“This celebrated medicinal well is said to have been used by lead miners from the time of the Romans. The patients come for a two or three days’ stay to “get the poison out of their systems.” The site is three and a half miles nearly due south from Cartmel. The water, which has a very peculiar taste, comes down from the hillside and flows into a small artificial basin or grotto. The key of the door is kept at a neighbouring farmhouse. Close to the well is an untenanted building formerly used by indigent sufferers. The wooded cliff forming ‘The Head’ is of singular beauty, overlooking the waters and sands of Morecambe Bay. On Hennet’s map of Lancashire (1828) the well is called ‘Spa Holy Well.’

“…Mr. W. O. Roper, in his Churches, Castles, and Ancient Halls of North Lancashire, writes: “One other appendage to the Priory of Cartmel should be mentioned, and that is the well known as the Holy Well. On the sea-shore, close under the towering cliffs of Humphrey Head, and almost immediately below the natural arch of rock which leads to the recess known as the Fairy Chapel, bubbles the well to which in former days the Priors journeyed in state from their neighbouring Priory, and to which in more recent times large numbers of people resorted, hoping to derive benefit from its medicinal qualities.”

“Mr. James Stockdale, in Annals of Cartmel, writes: “Near to this holy well (Humphrey Head) are two cavities in the mountain limestone rock called the ‘Fairy Church’ and the ‘Fairy Chapel,’ and about three hundred yards to the north there used to be another well, called ‘Pin Well’, into which in superstitious times it was thought indispensiable that all who sought healing by drinking the waters of the holy well should, on passing it, drop a pin; nor was this custom entirely given up till about the year 1804, when the Cartmel Commoners’ Enclosure Commissioners, on making a road to Rougham, covered up this ‘Pin Well’. I have myself long ago seen pins in this well, the offerings, no doubt, of the devotees of that day.”

“Mr. Hope, in his Holy Wells of England, says that “this is a brackish spring celebrated as a remedy for stone, gout, and cutaneous complaints.  The water issues from a projecting rock of limestone, called Humphrey Head and its medicinal qualities occasion a considerable influx of company to Cartmel, Flookborough, Kent’s Bank and Grange during the summer months…”

Holy Well on 1851 map

The site was clearly marked in 1851 on the first OS-map of the area as the Holywell Spa, and the attendant Fairy Chapel and Fairy Church shown as two distinctly separate places, very close by.


  1. Hope, Robert Charles, Legendary Lore of the Holy Wells of England, Elliott Stock: London 1893.
  2. Taylor, Henry, The Ancient Crosses and Holy Wells of Lancashire, Sherratt & Hughes: Manchester 1906.

© Paul Bennett, The Northern Antiquarian

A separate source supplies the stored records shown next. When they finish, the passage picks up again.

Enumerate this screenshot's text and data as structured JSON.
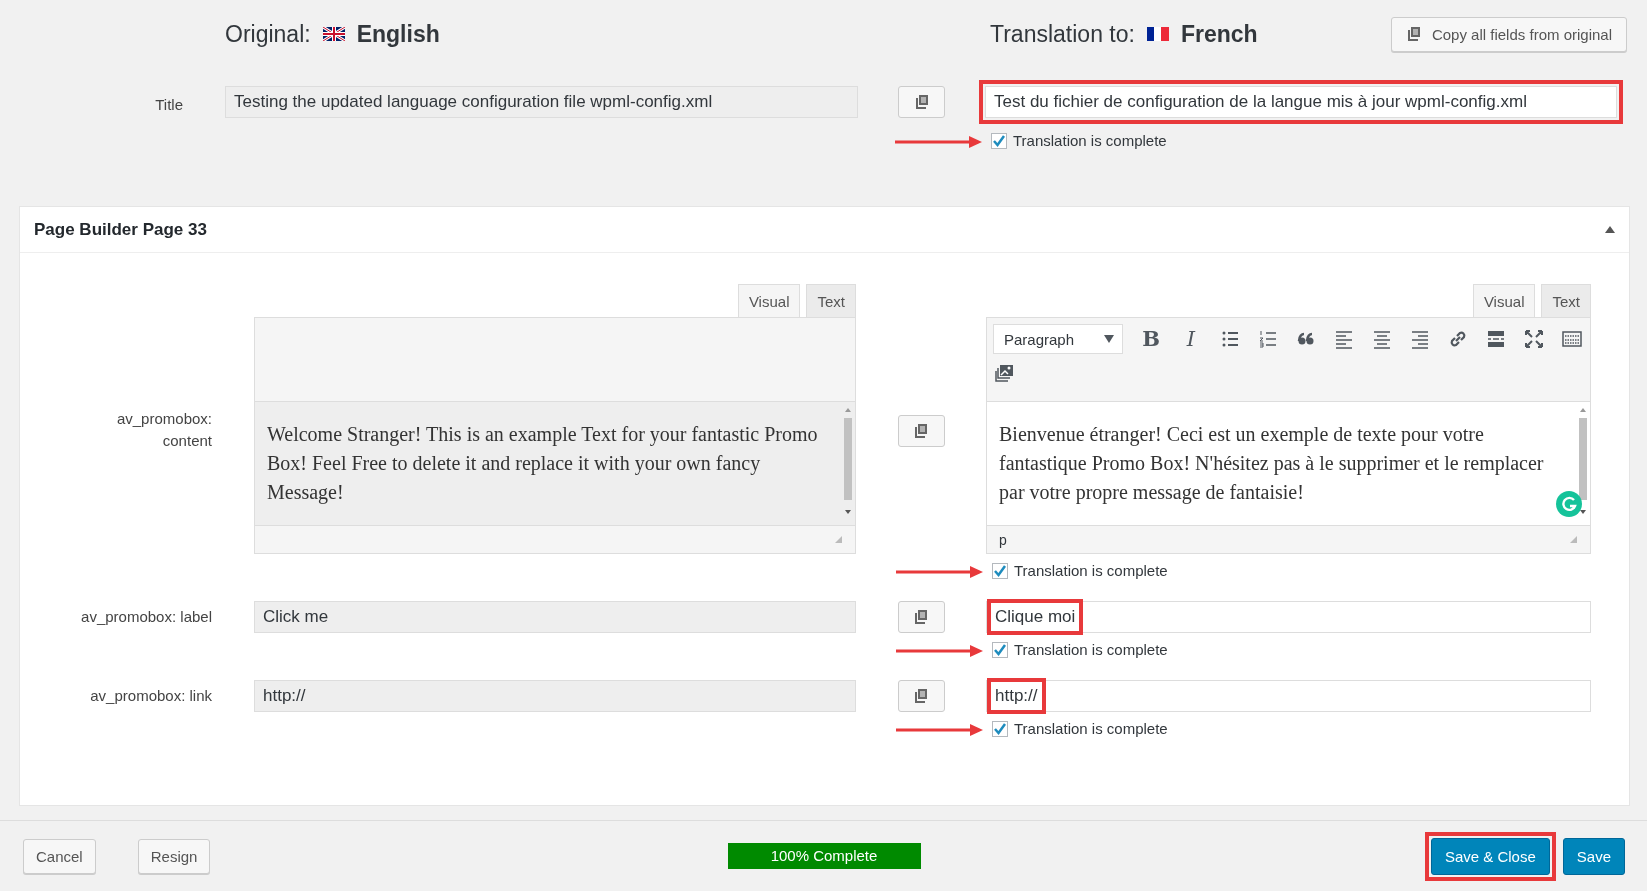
{
  "header": {
    "original_label": "Original:",
    "original_language": "English",
    "translation_label": "Translation to:",
    "translation_language": "French",
    "copy_all_button": "Copy all fields from original"
  },
  "title_field": {
    "label": "Title",
    "original": "Testing the updated language configuration file wpml-config.xml",
    "translation": "Test du fichier de configuration de la langue mis à jour wpml-config.xml",
    "highlighted": true,
    "complete": {
      "label": "Translation is complete",
      "checked": true,
      "arrow": true
    }
  },
  "panel": {
    "title": "Page Builder Page 33",
    "expanded": true,
    "fields": [
      {
        "kind": "editor",
        "label": "av_promobox: content",
        "original_tabs": [
          {
            "label": "Visual",
            "selected": true
          },
          {
            "label": "Text",
            "selected": false
          }
        ],
        "original": "Welcome Stranger! This is an example Text for your fantastic Promo Box! Feel Free to delete it and replace it with your own fancy Message!",
        "translation_tabs": [
          {
            "label": "Visual",
            "selected": true
          },
          {
            "label": "Text",
            "selected": false
          }
        ],
        "format": "Paragraph",
        "toolbar": [
          {
            "kind": "bold",
            "label": "B"
          },
          {
            "kind": "italic",
            "label": "I"
          },
          {
            "kind": "bullets"
          },
          {
            "kind": "numbers"
          },
          {
            "kind": "quote"
          },
          {
            "kind": "align-left"
          },
          {
            "kind": "align-center"
          },
          {
            "kind": "align-right"
          },
          {
            "kind": "link"
          },
          {
            "kind": "more"
          },
          {
            "kind": "fullscreen"
          },
          {
            "kind": "toolbar-toggle"
          },
          {
            "kind": "gallery"
          }
        ],
        "translation": "Bienvenue étranger! Ceci est un exemple de texte pour votre fantastique Promo Box! N'hésitez pas à le supprimer et le remplacer par votre propre message de fantaisie!",
        "status_path": "p",
        "complete": {
          "label": "Translation is complete",
          "checked": true,
          "arrow": true
        }
      },
      {
        "kind": "input",
        "label": "av_promobox: label",
        "original": "Click me",
        "translation": "Clique moi",
        "highlighted": true,
        "complete": {
          "label": "Translation is complete",
          "checked": true,
          "arrow": true
        }
      },
      {
        "kind": "input",
        "label": "av_promobox: link",
        "original": "http://",
        "translation": "http://",
        "highlighted": true,
        "complete": {
          "label": "Translation is complete",
          "checked": true,
          "arrow": true
        }
      }
    ]
  },
  "footer": {
    "left_buttons": [
      {
        "label": "Cancel"
      },
      {
        "label": "Resign"
      }
    ],
    "progress": {
      "label": "100% Complete",
      "level": 1
    },
    "right_buttons": [
      {
        "label": "Save & Close",
        "highlighted": true
      },
      {
        "label": "Save",
        "highlighted": false
      }
    ]
  }
}
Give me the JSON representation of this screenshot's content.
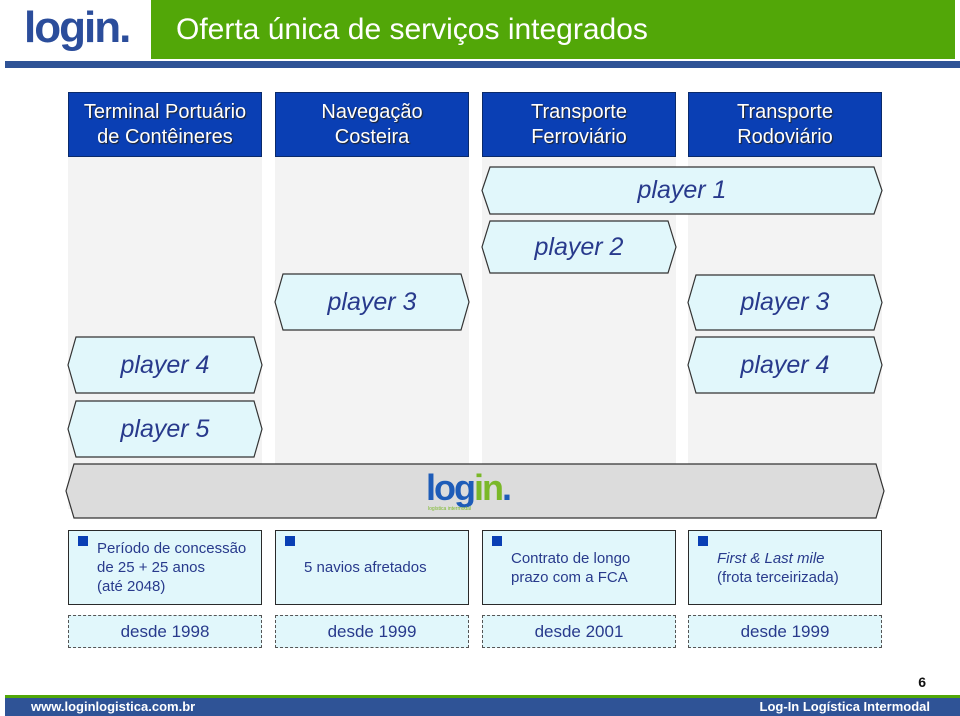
{
  "header": {
    "logo": {
      "part1": "log",
      "part2": "in",
      "dot": "."
    },
    "title": "Oferta única de serviços integrados"
  },
  "columns": [
    {
      "label": "Terminal Portuário\nde Contêineres",
      "description": "Período de concessão\nde 25 + 25 anos\n(até 2048)",
      "description_italic": false,
      "since": "desde 1998"
    },
    {
      "label": "Navegação\nCosteira",
      "description": "5 navios afretados",
      "description_italic": false,
      "since": "desde 1999"
    },
    {
      "label": "Transporte\nFerroviário",
      "description": "Contrato de longo\nprazo com a FCA",
      "description_italic": false,
      "since": "desde 2001"
    },
    {
      "label": "Transporte\nRodoviário",
      "description_italic_part": "First & Last mile",
      "description": "(frota terceirizada)",
      "since": "desde 1999"
    }
  ],
  "players": [
    {
      "label": "player 1",
      "spans": "Transporte Ferroviário – Transporte Rodoviário"
    },
    {
      "label": "player 2",
      "spans": "Transporte Ferroviário"
    },
    {
      "label": "player 3",
      "spans": "Navegação Costeira"
    },
    {
      "label": "player 3",
      "spans": "Transporte Rodoviário"
    },
    {
      "label": "player 4",
      "spans": "Terminal Portuário de Contêineres"
    },
    {
      "label": "player 4",
      "spans": "Transporte Rodoviário"
    },
    {
      "label": "player 5",
      "spans": "Terminal Portuário de Contêineres"
    }
  ],
  "integrated_bar": {
    "logo": {
      "part1": "log",
      "part2": "in",
      "dot": ".",
      "tagline": "logística intermodal"
    }
  },
  "footer": {
    "page_number": "6",
    "url": "www.loginlogistica.com.br",
    "company": "Log-In Logística Intermodal"
  },
  "colors": {
    "title_green": "#52a708",
    "rule_blue": "#2f5396",
    "column_header_blue": "#0a3fb4",
    "player_fill": "#e1f7fb",
    "player_text": "#283a8c",
    "integrated_bar_fill": "#dcdcdc"
  }
}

Claymore Well, Kettleness, North Yorkshire

Sacred Well:  OS Grid Reference – NZ 819 148


In this region so full of old tombs and prehistoric remains, we find this little-known sacred well, long since known as a place of curious sprites and strange lore.  Elizabeth Wright (1913) said of the place,

“It is said that the fairies were wont of old to wash their clothes in Claymore Well, and mangle them with the bittle and pin.  The bittle is a heavy wooden battledore; the pin is the roller; the linen is wound round the latter, and then reolled backwards and forwards on the table by pressure on the battledore.  The strokes of the bittles on fairy washing-nights could be heard a mile away.”

A most curious tale…


  1. Wright, Elizabeth Mary, Rustic Speech and Folk-lore, Oxford University Press 1913.

© Paul Bennett, The Northern Antiquarian